??: There is also a technological problem. Anything over 10MG and my colleagues are having enormous trouble accessing all the materials. I know from from Ellen Broselow and Lois Carter that the university is in discussion with outside providers to handle the materials that facilitate problems like this and the pressure wouldn’t be as great.
P. Bremer: When I send out a file I still have to have PDF’s of all the publication as well as the hard copies.
T. Sears: We are suggesting select five or six key publications.
P. Bremer: I think Junior faculty would be very concerned.
??: I recognize my responsibility to the candidate and I wouldn’t want the candidate to be either discouraged to remove all their interdisciplinary because they know that they are only going to be able to send five publications out.
P. Manning: When a candidate had two fields, there were two different groups of reviewers and the reviewers got a list of all the publications but the department sent only the papers of the fields of those reviewers. The department didn’t send everything out to everybody. I think it should be left to the discretion of the department. There should be a list of all of the publications.
M. Schedel: Can I have a sense of the body is that we would like the PTC’s to look into changing this and they would be open to suggestions by chairs, interested parties, etc? We want them to go forward with this and perhaps work with the Deans office. Maybe we could make task force with staff and some members of each PTC and some people from the Deans Office. I think that group to come up with an effective solution. I would want the task force to look at interdisciplinary scholars because I believe they have been severely disadvantaged under the current system.
VII. Discussion of Survey Results (M. Schedel)
- The University sent out a survey and the results are on the website. The two leaders that we have sort of a direct line to the CAS are Dean Sacha Kopp and Dean Constantinou. The Library one is a little tricky because it was kind of smushed in both how she is as Dean and how the Libraries in general are perceived by faculty and staff. Both had some issues and we are trying to figure out how to proceed from this point. The Senate Executive Committee has spoken to President Stanley about this and he sort implied the problems are all because we are in a tight budget. We would like a stronger response from administration.
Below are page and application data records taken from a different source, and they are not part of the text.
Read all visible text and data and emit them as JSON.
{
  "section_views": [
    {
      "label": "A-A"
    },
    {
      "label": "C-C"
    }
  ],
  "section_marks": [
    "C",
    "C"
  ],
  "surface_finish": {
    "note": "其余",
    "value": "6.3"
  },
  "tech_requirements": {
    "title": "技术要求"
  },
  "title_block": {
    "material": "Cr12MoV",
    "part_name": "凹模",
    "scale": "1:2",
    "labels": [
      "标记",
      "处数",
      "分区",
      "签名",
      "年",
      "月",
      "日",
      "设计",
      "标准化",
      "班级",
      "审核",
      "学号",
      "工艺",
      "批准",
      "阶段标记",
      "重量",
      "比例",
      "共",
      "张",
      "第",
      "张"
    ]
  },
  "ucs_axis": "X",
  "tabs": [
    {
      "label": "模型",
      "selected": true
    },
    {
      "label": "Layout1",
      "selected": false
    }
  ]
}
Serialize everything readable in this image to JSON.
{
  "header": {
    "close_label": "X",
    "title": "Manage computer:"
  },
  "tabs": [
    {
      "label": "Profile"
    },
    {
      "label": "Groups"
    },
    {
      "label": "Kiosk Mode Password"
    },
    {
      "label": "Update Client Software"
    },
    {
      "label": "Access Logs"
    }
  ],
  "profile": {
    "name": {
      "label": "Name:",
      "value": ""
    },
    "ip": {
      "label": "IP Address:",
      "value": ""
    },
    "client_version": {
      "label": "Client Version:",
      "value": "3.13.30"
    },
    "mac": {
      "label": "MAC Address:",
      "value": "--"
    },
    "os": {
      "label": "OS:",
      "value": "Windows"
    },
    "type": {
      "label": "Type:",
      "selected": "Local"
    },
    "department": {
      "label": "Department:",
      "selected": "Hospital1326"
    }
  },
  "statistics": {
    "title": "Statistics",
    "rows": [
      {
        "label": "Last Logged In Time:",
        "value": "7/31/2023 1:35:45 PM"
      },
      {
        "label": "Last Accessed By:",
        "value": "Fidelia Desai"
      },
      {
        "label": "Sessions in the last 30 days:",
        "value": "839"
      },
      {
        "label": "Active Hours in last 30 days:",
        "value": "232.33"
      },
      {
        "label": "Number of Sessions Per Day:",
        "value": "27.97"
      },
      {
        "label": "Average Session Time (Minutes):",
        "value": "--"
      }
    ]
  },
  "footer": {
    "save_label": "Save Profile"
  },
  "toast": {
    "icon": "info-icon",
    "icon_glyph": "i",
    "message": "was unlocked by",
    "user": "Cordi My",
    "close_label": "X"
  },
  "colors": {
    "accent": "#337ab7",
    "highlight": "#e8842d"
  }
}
P. Bingham: There is budget process is going to unfold in the next couple of months.
I don’t think this Senate should walk away from this.
N. Goodman: We should see what happens as a result of the survey. It is not our job to deal with the individuals directly. It’s the Provost’s job. The Executive Committee has spoken with him.
P. Bingham: Should we wait a few months to see what happens? President Stanley’s response is completely unacceptable.
M. Schedel: None of the comments were related to money. It was also difficult since Dennis Assanis left before survey results came out.
N. Goodman: The administration usually says it’s a personnel matter and they cannot comment on it. It’s not a personnel matter solely. This was a survey where people gave their opinions. There needs to be some action taken as a result of it.
M. Schedel: E. Feldman, President of the University Senate, suggested that I meet with the Provost as a representative of this body.
M. Schedel: We can do another survey in a year or so
P. Di Pasquale-Alvarez: The President, Provost, VP for HSC could ask for more details, more comments. No one has asked for the rest of the comments.
M. Schedel: If anyone doesn’t want to speak on the record today I am available to talk to. I will also ask that the A+S Executive Committee meet with the Provost if this body thinks that is appropriate.